Retrieve every line from the records in which the word "icon" occurs.
Segment Start: EXTRACTED RECORDS
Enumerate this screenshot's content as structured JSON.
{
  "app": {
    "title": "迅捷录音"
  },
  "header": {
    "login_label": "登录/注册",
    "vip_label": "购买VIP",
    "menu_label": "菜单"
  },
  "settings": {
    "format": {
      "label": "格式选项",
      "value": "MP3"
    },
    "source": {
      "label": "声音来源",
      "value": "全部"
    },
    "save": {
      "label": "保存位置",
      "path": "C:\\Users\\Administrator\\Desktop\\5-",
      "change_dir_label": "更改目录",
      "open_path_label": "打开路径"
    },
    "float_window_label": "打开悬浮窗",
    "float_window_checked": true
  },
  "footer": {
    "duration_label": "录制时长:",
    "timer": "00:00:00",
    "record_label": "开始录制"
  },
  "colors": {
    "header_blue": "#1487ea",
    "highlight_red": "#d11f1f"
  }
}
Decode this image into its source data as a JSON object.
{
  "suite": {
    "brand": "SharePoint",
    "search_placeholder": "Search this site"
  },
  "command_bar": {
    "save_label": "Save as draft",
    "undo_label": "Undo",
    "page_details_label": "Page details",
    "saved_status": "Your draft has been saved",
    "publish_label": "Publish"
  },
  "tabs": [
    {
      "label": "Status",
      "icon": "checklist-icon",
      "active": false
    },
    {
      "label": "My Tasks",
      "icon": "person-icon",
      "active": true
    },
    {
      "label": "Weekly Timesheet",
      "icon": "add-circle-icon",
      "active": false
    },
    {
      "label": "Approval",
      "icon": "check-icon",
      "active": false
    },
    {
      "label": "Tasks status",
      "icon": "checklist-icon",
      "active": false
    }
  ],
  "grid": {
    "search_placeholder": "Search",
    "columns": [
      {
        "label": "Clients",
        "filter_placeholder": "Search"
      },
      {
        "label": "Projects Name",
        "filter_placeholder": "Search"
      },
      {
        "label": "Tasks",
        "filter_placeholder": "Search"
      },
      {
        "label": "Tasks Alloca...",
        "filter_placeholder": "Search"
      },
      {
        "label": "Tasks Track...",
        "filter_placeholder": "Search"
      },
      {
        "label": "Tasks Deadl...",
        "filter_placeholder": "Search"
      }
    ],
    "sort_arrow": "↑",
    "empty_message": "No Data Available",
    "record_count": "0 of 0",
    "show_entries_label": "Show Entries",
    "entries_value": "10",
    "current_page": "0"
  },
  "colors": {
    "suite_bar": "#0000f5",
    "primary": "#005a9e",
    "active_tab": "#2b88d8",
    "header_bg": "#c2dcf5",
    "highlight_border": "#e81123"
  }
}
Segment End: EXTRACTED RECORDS
OUTPUT =
      "icon": "checklist-icon",
      "icon": "person-icon",
      "icon": "add-circle-icon",
      "icon": "check-icon",
      "icon": "checklist-icon",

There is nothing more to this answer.